REQUIRED ACTION –
If a record holds a picture, please leave the picture out and copy the rest of the record exactly.

***** SOURCE MATERIAL *****

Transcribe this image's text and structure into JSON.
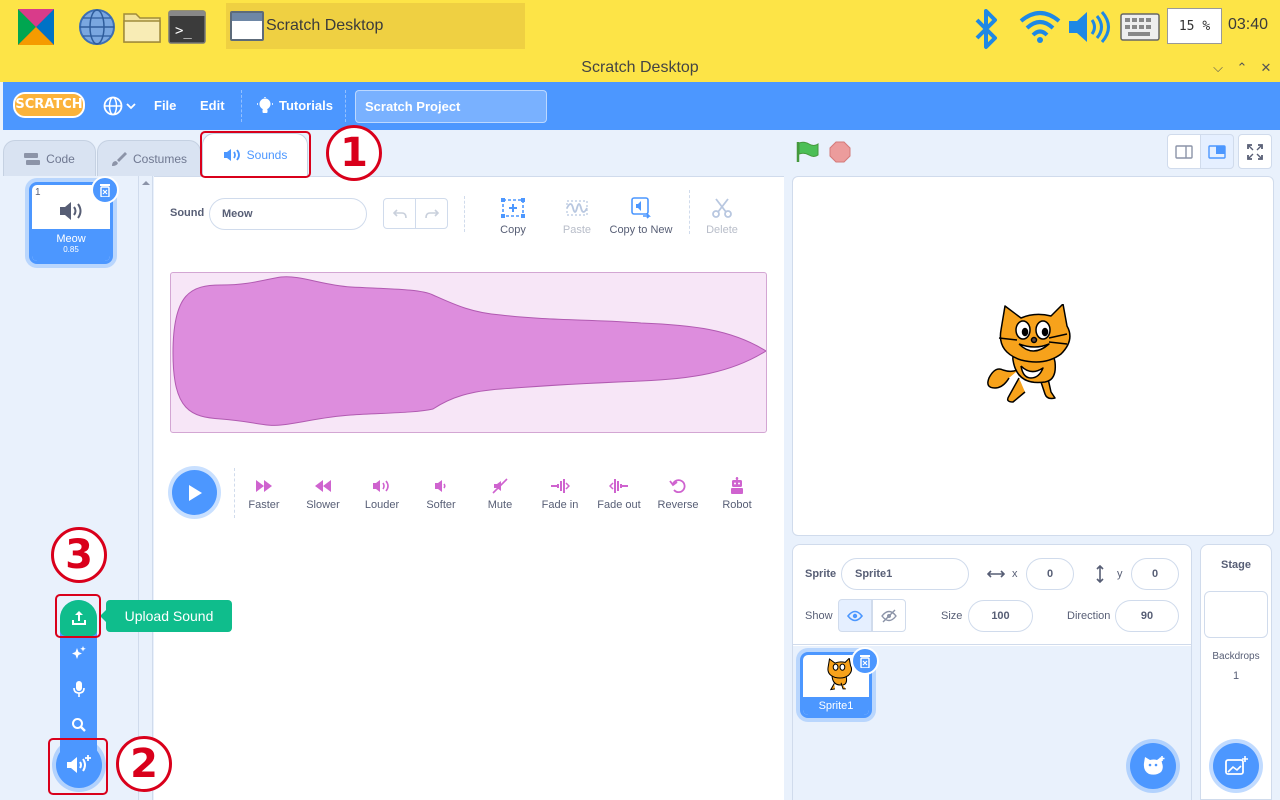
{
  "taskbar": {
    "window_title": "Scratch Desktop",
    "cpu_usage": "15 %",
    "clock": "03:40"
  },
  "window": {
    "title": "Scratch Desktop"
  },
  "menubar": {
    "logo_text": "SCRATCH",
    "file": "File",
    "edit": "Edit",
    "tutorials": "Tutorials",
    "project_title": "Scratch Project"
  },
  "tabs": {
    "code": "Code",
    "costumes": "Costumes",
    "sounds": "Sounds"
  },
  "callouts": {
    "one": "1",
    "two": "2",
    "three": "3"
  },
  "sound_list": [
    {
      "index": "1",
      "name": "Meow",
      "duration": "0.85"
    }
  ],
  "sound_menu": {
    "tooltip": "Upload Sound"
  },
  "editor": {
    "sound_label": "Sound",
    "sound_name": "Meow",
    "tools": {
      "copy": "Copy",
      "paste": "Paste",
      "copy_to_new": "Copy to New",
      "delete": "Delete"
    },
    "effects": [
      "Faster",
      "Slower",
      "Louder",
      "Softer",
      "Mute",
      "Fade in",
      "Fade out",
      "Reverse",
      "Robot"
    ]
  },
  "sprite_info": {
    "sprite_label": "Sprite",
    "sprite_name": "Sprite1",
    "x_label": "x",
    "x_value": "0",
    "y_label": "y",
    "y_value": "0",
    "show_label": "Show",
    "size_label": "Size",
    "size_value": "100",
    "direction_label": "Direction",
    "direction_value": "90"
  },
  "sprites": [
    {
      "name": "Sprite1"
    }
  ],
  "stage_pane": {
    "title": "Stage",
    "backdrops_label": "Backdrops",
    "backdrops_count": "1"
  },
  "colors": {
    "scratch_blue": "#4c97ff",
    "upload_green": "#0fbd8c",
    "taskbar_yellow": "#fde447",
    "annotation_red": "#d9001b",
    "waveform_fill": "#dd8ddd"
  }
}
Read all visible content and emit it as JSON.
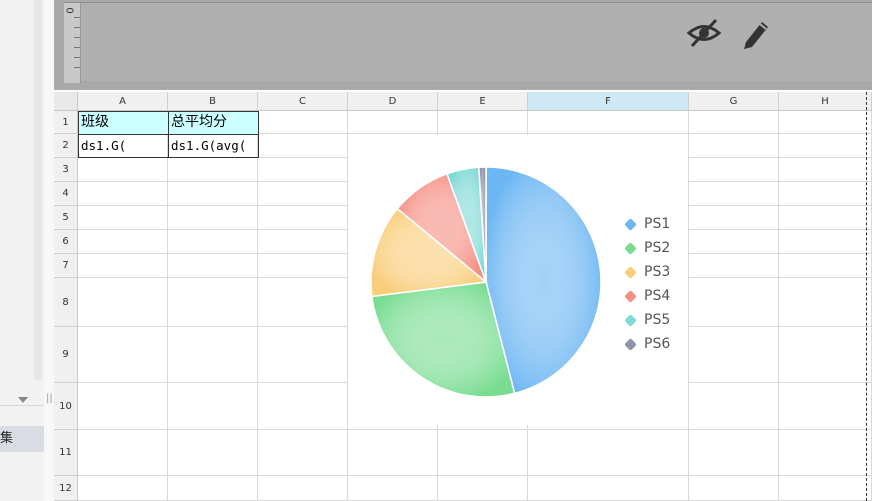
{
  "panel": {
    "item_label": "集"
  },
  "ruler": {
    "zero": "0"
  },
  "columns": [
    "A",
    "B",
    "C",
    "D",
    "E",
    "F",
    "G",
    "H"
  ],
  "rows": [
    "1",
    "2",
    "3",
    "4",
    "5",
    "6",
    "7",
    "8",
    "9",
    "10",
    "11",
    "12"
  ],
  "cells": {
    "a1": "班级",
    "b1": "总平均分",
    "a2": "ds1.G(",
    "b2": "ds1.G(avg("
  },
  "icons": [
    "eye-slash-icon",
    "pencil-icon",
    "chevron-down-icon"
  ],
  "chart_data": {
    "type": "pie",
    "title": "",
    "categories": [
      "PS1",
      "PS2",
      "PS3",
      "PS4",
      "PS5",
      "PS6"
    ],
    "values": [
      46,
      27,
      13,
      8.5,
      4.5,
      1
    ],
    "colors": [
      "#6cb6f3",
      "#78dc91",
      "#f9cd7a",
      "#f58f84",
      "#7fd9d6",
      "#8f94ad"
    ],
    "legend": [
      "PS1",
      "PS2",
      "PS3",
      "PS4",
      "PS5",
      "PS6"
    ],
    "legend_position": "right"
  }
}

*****

ANSWER SPACE –
Transcribe this image's text and structure into JSON.
{
  "taskbar": {
    "window_title": "Scratch Desktop",
    "cpu_usage": "15 %",
    "clock": "03:40"
  },
  "window": {
    "title": "Scratch Desktop"
  },
  "menubar": {
    "logo_text": "SCRATCH",
    "file": "File",
    "edit": "Edit",
    "tutorials": "Tutorials",
    "project_title": "Scratch Project"
  },
  "tabs": {
    "code": "Code",
    "costumes": "Costumes",
    "sounds": "Sounds"
  },
  "callouts": {
    "one": "1",
    "two": "2",
    "three": "3"
  },
  "sound_list": [
    {
      "index": "1",
      "name": "Meow",
      "duration": "0.85"
    }
  ],
  "sound_menu": {
    "tooltip": "Upload Sound"
  },
  "editor": {
    "sound_label": "Sound",
    "sound_name": "Meow",
    "tools": {
      "copy": "Copy",
      "paste": "Paste",
      "copy_to_new": "Copy to New",
      "delete": "Delete"
    },
    "effects": [
      "Faster",
      "Slower",
      "Louder",
      "Softer",
      "Mute",
      "Fade in",
      "Fade out",
      "Reverse",
      "Robot"
    ]
  },
  "sprite_info": {
    "sprite_label": "Sprite",
    "sprite_name": "Sprite1",
    "x_label": "x",
    "x_value": "0",
    "y_label": "y",
    "y_value": "0",
    "show_label": "Show",
    "size_label": "Size",
    "size_value": "100",
    "direction_label": "Direction",
    "direction_value": "90"
  },
  "sprites": [
    {
      "name": "Sprite1"
    }
  ],
  "stage_pane": {
    "title": "Stage",
    "backdrops_label": "Backdrops",
    "backdrops_count": "1"
  },
  "colors": {
    "scratch_blue": "#4c97ff",
    "upload_green": "#0fbd8c",
    "taskbar_yellow": "#fde447",
    "annotation_red": "#d9001b",
    "waveform_fill": "#dd8ddd"
  }
}
Read all visible content and emit it as JSON.
{
  "panel": {
    "item_label": "集"
  },
  "ruler": {
    "zero": "0"
  },
  "columns": [
    "A",
    "B",
    "C",
    "D",
    "E",
    "F",
    "G",
    "H"
  ],
  "rows": [
    "1",
    "2",
    "3",
    "4",
    "5",
    "6",
    "7",
    "8",
    "9",
    "10",
    "11",
    "12"
  ],
  "cells": {
    "a1": "班级",
    "b1": "总平均分",
    "a2": "ds1.G(",
    "b2": "ds1.G(avg("
  },
  "icons": [
    "eye-slash-icon",
    "pencil-icon",
    "chevron-down-icon"
  ],
  "chart_data": {
    "type": "pie",
    "title": "",
    "categories": [
      "PS1",
      "PS2",
      "PS3",
      "PS4",
      "PS5",
      "PS6"
    ],
    "values": [
      46,
      27,
      13,
      8.5,
      4.5,
      1
    ],
    "colors": [
      "#6cb6f3",
      "#78dc91",
      "#f9cd7a",
      "#f58f84",
      "#7fd9d6",
      "#8f94ad"
    ],
    "legend": [
      "PS1",
      "PS2",
      "PS3",
      "PS4",
      "PS5",
      "PS6"
    ],
    "legend_position": "right"
  }
}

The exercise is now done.